Remove 32 oz. or 4 cups of plain yogurt from container using the spatula. Place it in large bowl.

Add 2 to 3 tbsp. confectioners' sugar to taste, or about 2 to 3 tsp. added sugar per 1 cup serving. This cuts the amount of sugar per serving by about half.

Add five or six drops vanilla extra or half of a scraped vanilla bean to the bowl.

Stir well with the spatula, breaking up clumps of confectioners' sugar as you go. Make sure to distribute the vanilla evenly throughout the yogurt. This takes just one or two minutes.

Tip

Use yogurt of any fat content, keeping in mind that whole milk yogurt has the richest flavor.

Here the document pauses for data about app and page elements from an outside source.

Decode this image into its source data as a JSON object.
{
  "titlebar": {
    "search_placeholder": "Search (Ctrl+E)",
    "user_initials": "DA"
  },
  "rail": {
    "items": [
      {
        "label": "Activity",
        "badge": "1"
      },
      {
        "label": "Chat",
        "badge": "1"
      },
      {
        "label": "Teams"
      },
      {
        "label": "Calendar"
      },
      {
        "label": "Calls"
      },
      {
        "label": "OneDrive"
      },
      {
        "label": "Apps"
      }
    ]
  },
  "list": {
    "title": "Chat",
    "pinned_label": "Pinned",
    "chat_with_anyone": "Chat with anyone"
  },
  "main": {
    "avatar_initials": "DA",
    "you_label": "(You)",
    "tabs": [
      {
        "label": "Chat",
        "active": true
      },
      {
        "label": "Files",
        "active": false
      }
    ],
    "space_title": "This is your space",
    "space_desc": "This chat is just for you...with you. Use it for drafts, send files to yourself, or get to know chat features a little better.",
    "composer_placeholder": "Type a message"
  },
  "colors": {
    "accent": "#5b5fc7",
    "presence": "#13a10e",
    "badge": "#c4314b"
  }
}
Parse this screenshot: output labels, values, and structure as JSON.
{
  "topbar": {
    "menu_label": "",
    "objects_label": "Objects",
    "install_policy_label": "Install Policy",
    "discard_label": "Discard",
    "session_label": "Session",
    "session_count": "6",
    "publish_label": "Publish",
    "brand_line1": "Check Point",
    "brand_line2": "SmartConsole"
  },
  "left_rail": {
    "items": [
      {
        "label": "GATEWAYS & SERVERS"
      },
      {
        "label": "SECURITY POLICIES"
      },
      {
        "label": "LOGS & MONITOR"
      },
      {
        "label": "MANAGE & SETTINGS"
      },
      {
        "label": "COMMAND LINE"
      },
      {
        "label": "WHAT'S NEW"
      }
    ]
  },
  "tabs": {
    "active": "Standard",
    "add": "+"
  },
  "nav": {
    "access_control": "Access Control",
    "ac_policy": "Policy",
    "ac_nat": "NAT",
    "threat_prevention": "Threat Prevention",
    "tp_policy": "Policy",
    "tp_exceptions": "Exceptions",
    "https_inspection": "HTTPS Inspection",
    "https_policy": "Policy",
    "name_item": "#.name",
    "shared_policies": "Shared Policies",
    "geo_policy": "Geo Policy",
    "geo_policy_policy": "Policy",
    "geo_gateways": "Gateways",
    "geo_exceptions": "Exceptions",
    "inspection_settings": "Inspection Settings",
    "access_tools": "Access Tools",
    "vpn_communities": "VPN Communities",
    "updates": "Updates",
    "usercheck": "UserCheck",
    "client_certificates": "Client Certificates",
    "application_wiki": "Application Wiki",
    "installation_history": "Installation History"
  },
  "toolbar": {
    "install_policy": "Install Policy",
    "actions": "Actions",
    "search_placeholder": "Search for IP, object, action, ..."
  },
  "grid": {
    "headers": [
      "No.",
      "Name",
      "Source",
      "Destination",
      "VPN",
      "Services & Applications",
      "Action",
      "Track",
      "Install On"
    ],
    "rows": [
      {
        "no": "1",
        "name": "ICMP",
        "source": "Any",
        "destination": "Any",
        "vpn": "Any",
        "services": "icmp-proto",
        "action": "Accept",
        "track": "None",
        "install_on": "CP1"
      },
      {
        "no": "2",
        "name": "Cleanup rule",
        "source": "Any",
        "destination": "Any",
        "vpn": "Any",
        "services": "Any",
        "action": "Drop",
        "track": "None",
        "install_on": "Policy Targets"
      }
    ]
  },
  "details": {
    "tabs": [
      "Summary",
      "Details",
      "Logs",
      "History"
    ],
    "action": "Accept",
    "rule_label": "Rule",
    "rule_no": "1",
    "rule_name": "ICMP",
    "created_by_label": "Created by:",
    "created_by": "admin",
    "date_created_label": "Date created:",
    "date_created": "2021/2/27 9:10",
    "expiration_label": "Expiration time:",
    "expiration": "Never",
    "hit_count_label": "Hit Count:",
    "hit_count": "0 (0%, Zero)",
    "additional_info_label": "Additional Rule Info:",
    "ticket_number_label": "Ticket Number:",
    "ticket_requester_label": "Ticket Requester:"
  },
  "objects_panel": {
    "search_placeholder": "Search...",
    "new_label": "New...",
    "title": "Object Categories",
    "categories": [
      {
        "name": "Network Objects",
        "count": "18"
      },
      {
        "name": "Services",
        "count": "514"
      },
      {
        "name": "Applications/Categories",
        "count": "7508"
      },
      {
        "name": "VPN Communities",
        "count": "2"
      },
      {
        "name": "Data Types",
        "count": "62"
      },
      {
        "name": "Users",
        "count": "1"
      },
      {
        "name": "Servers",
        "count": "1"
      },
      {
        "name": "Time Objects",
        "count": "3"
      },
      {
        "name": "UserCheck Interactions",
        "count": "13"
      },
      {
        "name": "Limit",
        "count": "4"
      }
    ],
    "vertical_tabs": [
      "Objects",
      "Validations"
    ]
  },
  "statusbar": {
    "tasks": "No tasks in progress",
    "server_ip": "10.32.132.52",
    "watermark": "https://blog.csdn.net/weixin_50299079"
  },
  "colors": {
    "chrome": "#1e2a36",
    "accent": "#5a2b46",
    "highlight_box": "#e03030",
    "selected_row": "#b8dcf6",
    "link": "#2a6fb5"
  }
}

If you like, substitute the plain yogurt for plain Greek yogurt. Add another minute or 2 to your mixing time to ensure that ingredients distribute evenly.

Substitute for the sugar with 2 to 3 tsp. artificial sweetener. Try 1 or 2 different kinds to see which you like best. Ask your doctor about potential health consequences to make sure your consumption remains at a safe level.

Stir chopped pieces of fresh fruits, dried fruits, cereal or nuts to your yogurt for a nutritious snack. Mix and match these, and use as much or as little as you like.

Freshly scraped vanilla bean is stronger in flavor than vanilla extract. Use sparingly, and just a small bit at a time to taste.

Warning

Do not use fruit juice to sweeten your yogurt, as it causes yogurt to curdle.

About the Author

Christina Lee

Christina Lee began writing in 2004. Her co-authored essay is included in the edited volume, "Discipline and Punishment in Global Affairs." Lee holds a Bachelor of Arts in English and politics from the University of North Carolina at Chapel Hill, a Master of Arts in global affairs from American University and a Master of Arts in philosophy from Penn State University.